The state of English and English language teaching in the Philippines is at a critical point. Recent studies confirm the common impression that the English language proficiency of Filipino students is rapidly deteriorating. It is imperative that the trend be reversed if Filipinos are not to lose one of their most useful assets in contributing to national development and international communication.


In the late 70s and early 80s, responding to requests for seminars from various public and private schools around the country, faculty members from the Department of English at the School of Arts and Sciences, Ateneo de Manila University, traveled outside Metro Manila to deliver workshops designed to help fellow English teachers acquire new strategies for improving their craft.
Through the pioneering efforts Fr. Joseph Galdon, S.J. and Dr. Edna Z. Manlapaz, the Ateneo Center for English Language Teaching was founded in 1981 as the Department’s outreach arm. ACELT’s main aim was to upgrade the quality of teaching the English language as well as literature written in English in Philippine secondary and tertiary schools. Its seminar-workshops and conferences gathered English teachers nationwide for them to share ideas on language and literature teaching.

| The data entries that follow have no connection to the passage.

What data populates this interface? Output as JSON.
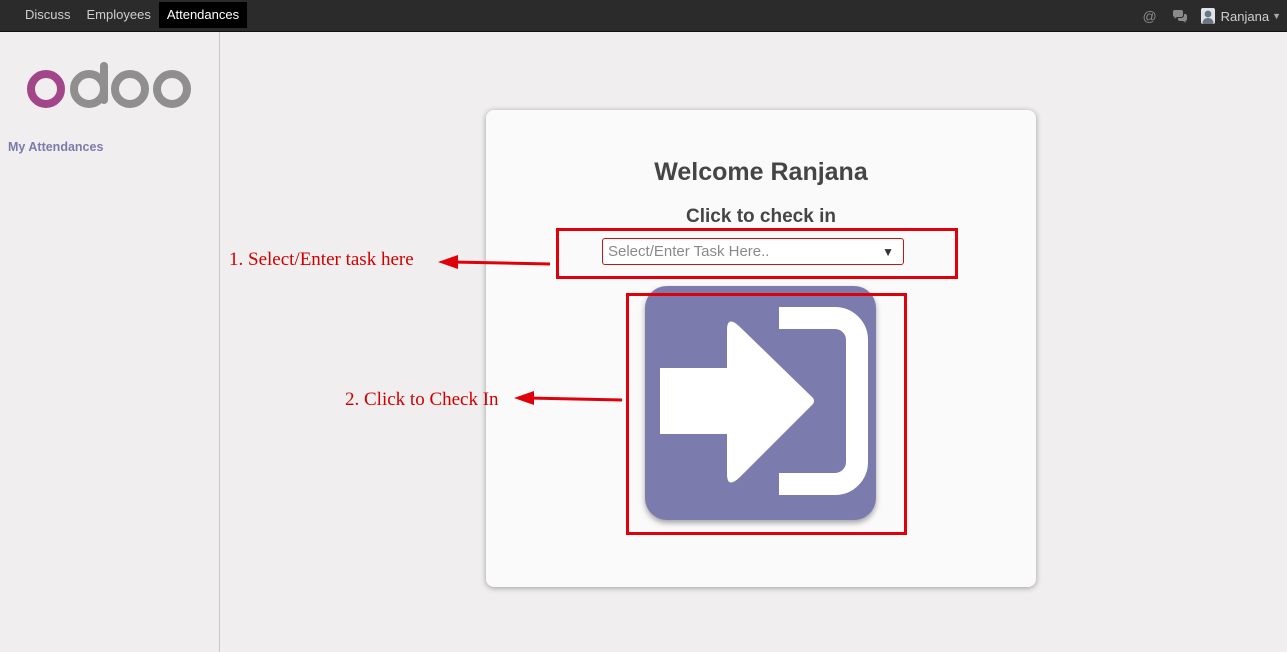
{
  "topbar": {
    "nav": [
      "Discuss",
      "Employees",
      "Attendances"
    ],
    "active_index": 2,
    "right": {
      "mention_icon": "at-icon",
      "chat_icon": "chat-bubbles-icon",
      "user_name": "Ranjana"
    }
  },
  "sidebar": {
    "logo_text": "odoo",
    "menu": [
      "My Attendances"
    ]
  },
  "card": {
    "welcome": "Welcome Ranjana",
    "checkin_label": "Click to check in",
    "task_placeholder": "Select/Enter Task Here..",
    "checkin_icon": "sign-in-icon"
  },
  "annotations": {
    "step1": "1. Select/Enter task here",
    "step2": "2. Click to Check In",
    "color": "#e0000a"
  },
  "colors": {
    "topbar": "#2b2b2b",
    "brand_purple": "#7c7bad",
    "logo_o": "#a24689",
    "logo_doo": "#8f8f8f"
  }
}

The Center’s clientele grew to include such institutions as MAPSA (Manila Archdiocesan Parochial Schools Association) and CEAP (Catholic Educational Association of the Philippines). Its pool of trainers expanded further as ACELT exchanged resources with the Learning Center of the Western Pacific Regional Office of the WHO (World Health Organization) in Manila. From April 1995 to March 1999, ACELT coordinated the British-Government funded Philippines English Language Teaching (PELT) Project for Philippine Secondary Schools. For this project, ACELT received consultancy from the Institute for English Language Education (IELE) at Lancaster University, UK.
Today, among ACELT’s collaborators in the field of education are the Jesuit schools all over the country, the Department of Education, the British Council, the Cultural Affairs Office of the U.S. Embassy, and various secondary and tertiary institutions in the country. As a center for education and development in English language and literature teaching, ACELT strives to be recognized as one of the leaders in the field of teacher training in the Philippines.